'Then the servant left, taking with him ten of his master’s camels loaded with all kinds of good things from his master (Genesis 24:10). If we relate this to our being sent out on a mission by our heavenly master, the focus all the time should be on our master and not on ourselves. We owe nothing, and our entire mission is on behalf of our master.' (p. 44).
'Though the New Testament stressed God's free choice of Jacob over Esau (see Romans 9:10-13), this incident highlights the other side of the story - human responsibility. It cannot be denied that 'Esau despised his birthright' (Genesis 25:34b; Hebrews 12:16-17). There is a tension between God's choice of Jacob and Esau's responsibility for freely selling his birthright. In the same way, God's grace draws us to Jesus for salvation (John 6:44), but at the same time, it remains our duty to believe (John 3:16).' (p. 48).
'I am the God of your father Abraham (26:24a). God is not just identifying himself; he is also reaffirming his commitment. As the Lord was with Abraham, so he will be with Isaac. As his power was seen in the life of Abraham, so it will also be seen in the life of Isaac' (p. 49).
“The Bible records both the good and evil that men and women do. And not all evil was punished, for if it were, none would have survived. God graciously overlooks some evil.” (p. 68).
“Elders pass harsh judgments on people who have committed the same sins that they themselves are guilty of - except that they have managed to keep it secret. This is nothing less than hypocrisy!” (p. 68).
“Once a wrong act has been repented of and confessed, it should not be repeated.” (p. 68). “The Lord's presence always brings blessings. These will not always be material things, for the joy of communing with God is in itself a blessing.” (p. 68).
“... it does not matter where we serve the Lord. We may serve in a high position or in a low one. God can bless us in either position.” (p. 69).
“... the chief cupbearer remembered Joseph. He began by acknowledging his failure to remember Joseph earlier (Genesis 41:9) and then went on to tell how 'a young Hebrew' who was in prison had accurately interpreted his and the chief baker's dreams (Genesis 41:10-12). What mattered to Pharaoh was not what the young Hebrew was called but what he did ... what matters most is not whether people remember our names, but what they remember about us. How would they describe us to someone else? Do we simply have the label of being a Christian, or would people describe us as acting in Christian ways?” (p. 70).
'When Joseph had asked the cupbearer to mention his case to Pharaoh, he was hoping that Pharaoh would listen and respond to his needs. But God's plan was that the needy one would be Pharaoh, and that Joseph would listen to him and meet his needs!' (p. 70).

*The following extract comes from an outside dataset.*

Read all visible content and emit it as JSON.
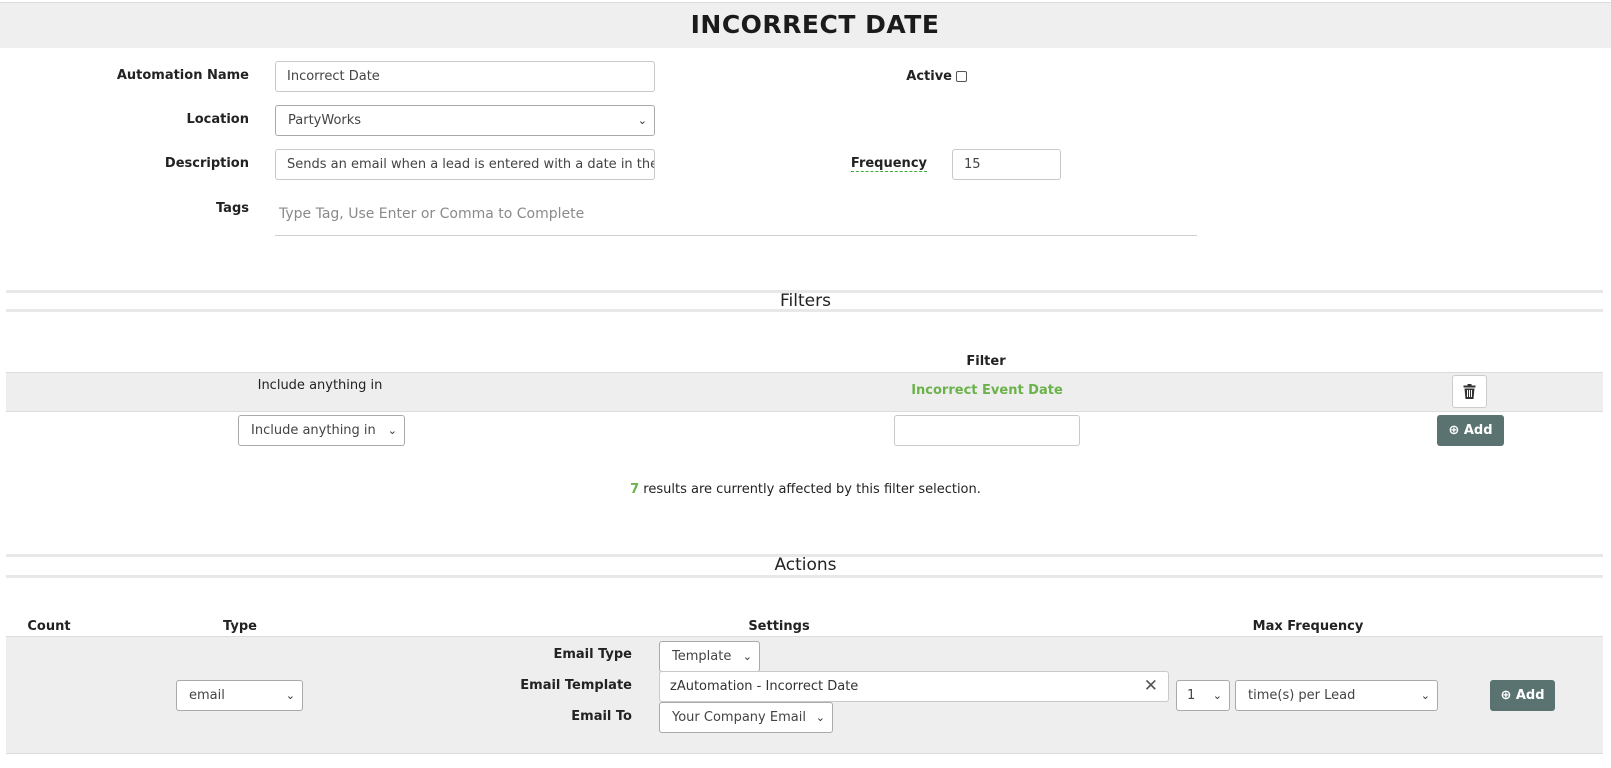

'It is important to pray, but it is equally important to know that God will respond to our prayers in his own time and in his own way' (p. 70).
'Often those who claim that the Lord has given them gifts place God in a secondary role while they display the gift as if it were their very own. This is a very bad mistake. the gift can never be greater than the giver.' (p. 70).
'In Africa, many preachers ... have tended to speak to please the king, rather than to honestly declare the word of truth. In some cases, they have even become so involved in the politics of the day that they have compromised their role as servants odf God. we need more people of Joseph's character and courage to stand before our presidents if Africa is to move towars establishing systems that care for the needs of ordinary people. Fairness to all should be at the centre of the counsel our presidents receive from preachers.' (p. 71).
'As long as the sins we have committed are not recognized, confessed to the Lord and abandoned, they will continue to be a great burden, no matter how much we try to hide our suffering. Only Christ's forgiveness relieves us and restores to us the strength and the joy of living to continue our service of faith.' (p. 73).
'... at each step, it must be remembered that regeneration, the basis of all godly authority, begins with God working in the individual and extends to every facet of life' (p. 79).